When CBC started recruiting relatives of Canadian soldiers who fought at Vimy Ridge to participate in making the docudrama The Great War, Heller jumped at the opportunity.

Heller was among 150 people selected from 6,500 applicants. Their prize: realistic training in a boot camp in Quebec, living in a camp and the trenches 24 hours a day

marching in formation, going through the same training as their soldier ancestors had.

The training made it feel pretty real,” said Heller. “They had the enemy firing at us in the middle of the night.” “We slept on the ground with a little straw under us and one wool blanket.”

While marching in Quebec’s 40c-degree weather was uncomfortable in a wool uniform, Heller had the advantage of wearing a Highlander kilt for natural air-conditioning.

The peak of the descendant soldiers’ experience was participating in the 90th anniversary of the “Vimy Ridge” battle in France last year.

“One of the proudest days of my life was marching in that uniform in the city of Arras, just outside of Vimy,” Heller said.

Though shooting for Passchendaele was longer at five weeks than his Quebec boot camp experience, it was a little less rigorous.

“I helped with the back ground teaching some to march and choreographing hand to hand combat in the mud, but at the end of the day you could shower and sleep in a bed,” Heller recalled.

Between the Vimy re-enactment and the shooting of Passchendaele, Heller has walked a while in his grandfather’s shoes.

His story contains some striking parallels with that of the film’s star Paul Gross, who also wrote and directed Passchendaele.

The Canadian actor has been haunted for years by the pain his own grandfather carried with him through his life after the final battle for Ypres.

As early as 1998, Gross spoke of watching his grandfather die, deliriously reliving the battle and his bayonet attack on a young German soldier, whom he stabbed in the head.

Gross never forgot that experience and wrote the screenplay for Passchendaele as a way to finally exorcise that spirit from his own mind.

While Gross pays tribute to his own grandfather playing the lead in the film, Heller honors his grandfather in the muck and the mire.

Tim Heller said: “I’ve been trying to live as much of his experience as possible. The crazy thing is I have been the same age as him through these experiences. When I sighed up for the CBC’S The Great War Project in Sept. 2005, my grandfather sighed up Sept. 11 1915, for the Great War. I trained in Quebec in 2006 while he was in Quebec in 1916 for training.

Exactly 90 years later on the anniversary of Vimy Ridge I marched the same streets as he would have in the “Freedom of the city” parade in France, in the same Highlander uniform, wearing his Vimy ring. The crowd was amazing and cheering us all the way. People of all ages lined the street thick for over two miles. I would yell Viva le France and the crowd would yell it back. The French people remember. It put a lump in my throat.
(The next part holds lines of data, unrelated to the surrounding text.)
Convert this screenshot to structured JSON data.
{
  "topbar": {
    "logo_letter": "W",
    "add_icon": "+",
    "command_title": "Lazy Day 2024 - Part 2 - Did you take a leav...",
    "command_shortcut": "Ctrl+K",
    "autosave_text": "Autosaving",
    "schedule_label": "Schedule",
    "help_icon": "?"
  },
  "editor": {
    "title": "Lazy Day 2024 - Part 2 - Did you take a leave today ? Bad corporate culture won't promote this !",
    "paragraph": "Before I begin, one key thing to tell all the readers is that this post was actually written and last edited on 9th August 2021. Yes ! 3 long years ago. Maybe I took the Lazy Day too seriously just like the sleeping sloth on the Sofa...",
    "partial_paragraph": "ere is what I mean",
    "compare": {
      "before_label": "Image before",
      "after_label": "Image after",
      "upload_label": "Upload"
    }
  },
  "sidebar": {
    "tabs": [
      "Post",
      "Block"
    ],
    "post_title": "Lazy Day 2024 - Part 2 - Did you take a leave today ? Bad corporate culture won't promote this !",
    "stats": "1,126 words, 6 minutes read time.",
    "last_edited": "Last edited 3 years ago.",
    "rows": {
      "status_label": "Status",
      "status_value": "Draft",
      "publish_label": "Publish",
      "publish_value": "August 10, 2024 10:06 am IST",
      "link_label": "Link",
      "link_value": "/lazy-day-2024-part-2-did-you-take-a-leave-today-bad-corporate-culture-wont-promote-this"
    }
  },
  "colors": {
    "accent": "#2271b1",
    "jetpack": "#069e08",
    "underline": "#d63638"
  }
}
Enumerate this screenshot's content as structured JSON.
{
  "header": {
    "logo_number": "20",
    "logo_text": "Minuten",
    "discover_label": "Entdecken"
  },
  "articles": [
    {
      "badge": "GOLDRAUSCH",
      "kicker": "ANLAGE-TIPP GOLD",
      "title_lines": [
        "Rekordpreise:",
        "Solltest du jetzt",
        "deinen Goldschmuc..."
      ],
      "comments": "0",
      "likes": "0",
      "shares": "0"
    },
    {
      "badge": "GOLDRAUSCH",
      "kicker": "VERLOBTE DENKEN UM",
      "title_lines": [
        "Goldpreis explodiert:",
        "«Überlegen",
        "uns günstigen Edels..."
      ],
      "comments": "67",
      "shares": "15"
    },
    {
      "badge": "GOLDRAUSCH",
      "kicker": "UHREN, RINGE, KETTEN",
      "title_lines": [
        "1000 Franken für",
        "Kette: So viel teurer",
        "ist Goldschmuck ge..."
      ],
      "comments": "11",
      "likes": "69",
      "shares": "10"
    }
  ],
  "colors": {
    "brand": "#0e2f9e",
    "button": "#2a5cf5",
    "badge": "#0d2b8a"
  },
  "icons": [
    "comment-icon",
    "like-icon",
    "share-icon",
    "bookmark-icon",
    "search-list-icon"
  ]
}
That was a proud day for Canada, and I marched past the Queen and I still can’t believe it!

I was also the same age as he was when he was at the battle for Passchendaele, as we were filming the Passchendaele film outside of Calgary exactly 90 years later.

His battalion Seaforth Highlanders of Vancouver took “Crest Farm” on top of the ridge at Passchendaele during the fall of 1917. They were part of the 12 brigade, 4th division of the Canadian Expeditionary force.

I felt, I pulled off a hat trick of experiences which has been life changing and although it almost felt real it can’t be as real as the hell the men went through in the strange trench warfare of World War One.”